Is that it?
Are we done?
Is it over for another year?
Are we properly into the twenties yet?
Gone are the days when I anguished over these things but should I have finished up all outstanding reading by the end of the year, or just let it all dribble over the line and into another year?
In the end I have two books that are certain finishers eventually so they have bridged the decade and will come with me into 2011's reading lists, South Riding by Winifred Holtby and A Place of Greater Safety by Hilary Mantel.
But I do like to choose something gentle as my last read of the year, so I was in a bit of a panic on New Year's Eve when it looked like The Humbling by Philip Roth might be my final completed book of 2010.
Philip Roth is one of the Big Scary Male Authors that Kirsty 'Other Stories' and I are planning to tackle at our leisure through 2011, no pressure...just when we feel like it, but it does mean we will occasionally be foregoing our cherished Virago Modern Classics and our beloved 19th century women in the interests of putting some girl-spin on these big guns and their books... except I've almost fallen at the first hurdle and had to pick myself up and dust off smartish.
So has anyone out there read The Humbling?
If so, and had this been your introduction to Philip Roth's writing, would you ever have picked up another one?
Would you want a wonderful year of reading to end with this book?
Are there some things you just don't want to read about too?

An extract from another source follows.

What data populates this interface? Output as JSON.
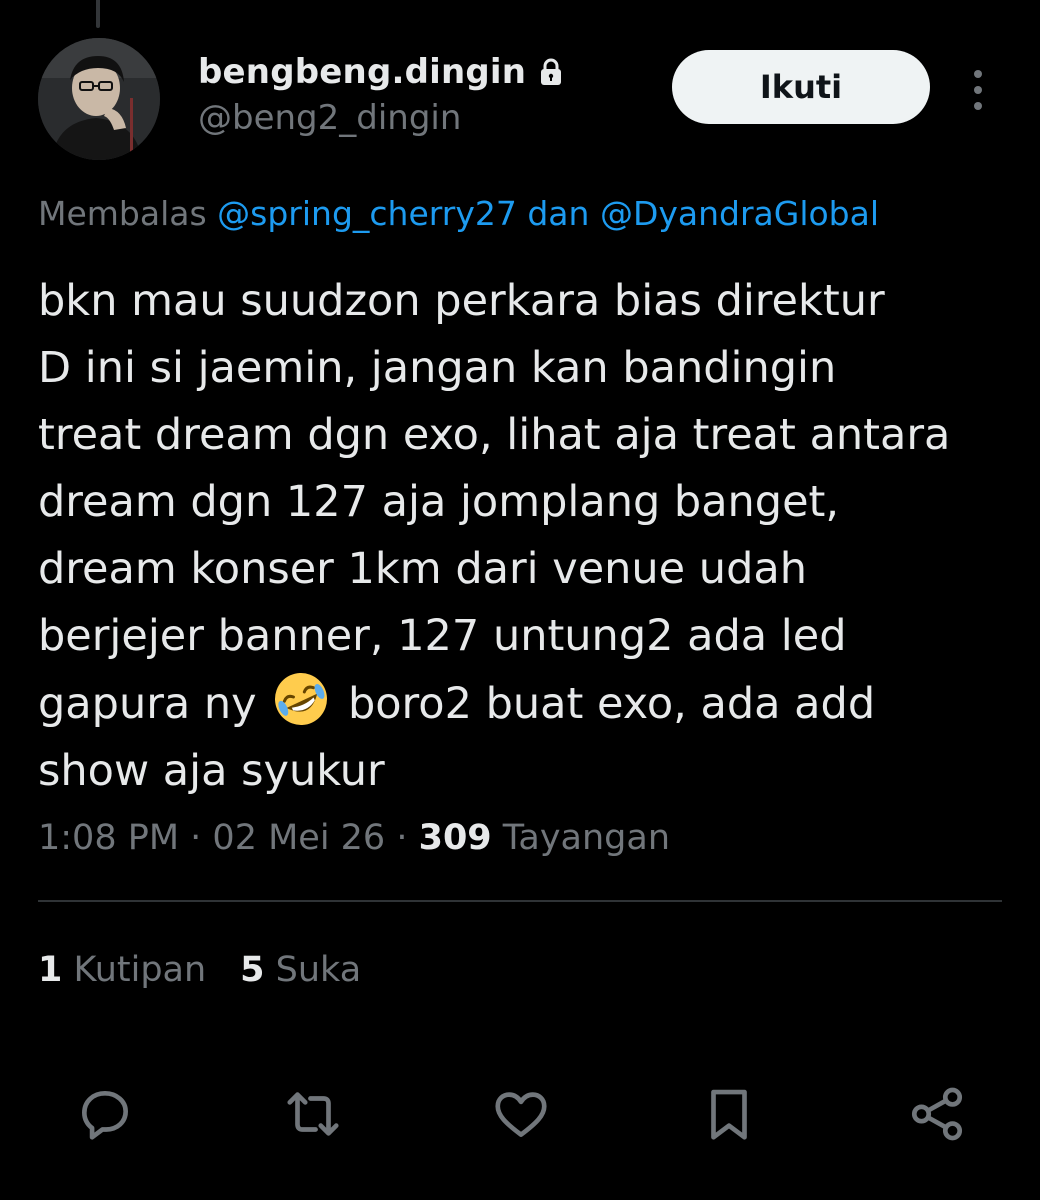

I might have thrown in the Philip Roth towel with immediate effect had I not read the other three in the Nemeses series since Christmas. Though I can see that the explicit content in The Humbling may all have been part of Roth's masterplan for the humiliation of his main character, and doubtless designed to shock and disturb the socks (at minimum) off his reader, I just couldn't take this part of the book seriously. I'm not a prude (I've worked in casualty after all...you'd be amazed) nor am I morally censorious, but I read on with eyes half-closed and therefore couldn't see past what seemed like the embarrasingly voyeuristic and dare I say silly, to get to the literary. It was all enough to put a girl off a nice pot of a tea and slice of marzipan Stollen.
Everyman, Indignation and Nemesis, secured Philip Roth's redemption because I really enjoyed each one, so all is not lost and more about those soon but I can see that I may just have to pick and choose my way through his writing. On this basis I wonder if the Roth experts out there can advise which others I could happily avoid? I've already ordered The Ghost Writer, American Pastoral & The Plot Against America... will I cope? And I wonder too whether I might eventually see The Humbling's place within the greater Roth oeuvre when I have read some more, I'll let you know.
So on the evening of New Year's Eve I also set aside A Place of Greater Safety. I'm almost halfway (400 pages in) and it's completely superb, the French Revolution a la Wolf Hall, but I was entering the early stages of head rolling with Hilary and I just knew she'd do it with some gusto. Our 'ilary's good on gore and the heads are taking their leave but without the help of a guillotine just yet, so it's all needing a bit of elbow grease through sinewy necks and arteries and other bits in the way, and thinking I didn't want to sully New Year's Eve with decapitations either I picked up Cousin Phillis by Elizabeth Gaskell instead.
'...I never thought of resisting, but went on my errand, though I remember feeling as I would rather have had my head cut off...'
and wondered briefly whether this might be a case of out of the tumbril and into the pony and trap, but of course it was fine, just Mrs G having her little joke. Cousin Phillis proved to be a perfect end to a perfect year of reading and more about it soon but might this be a first?
Mrs Gaskell and Philip Roth sharing a blog post?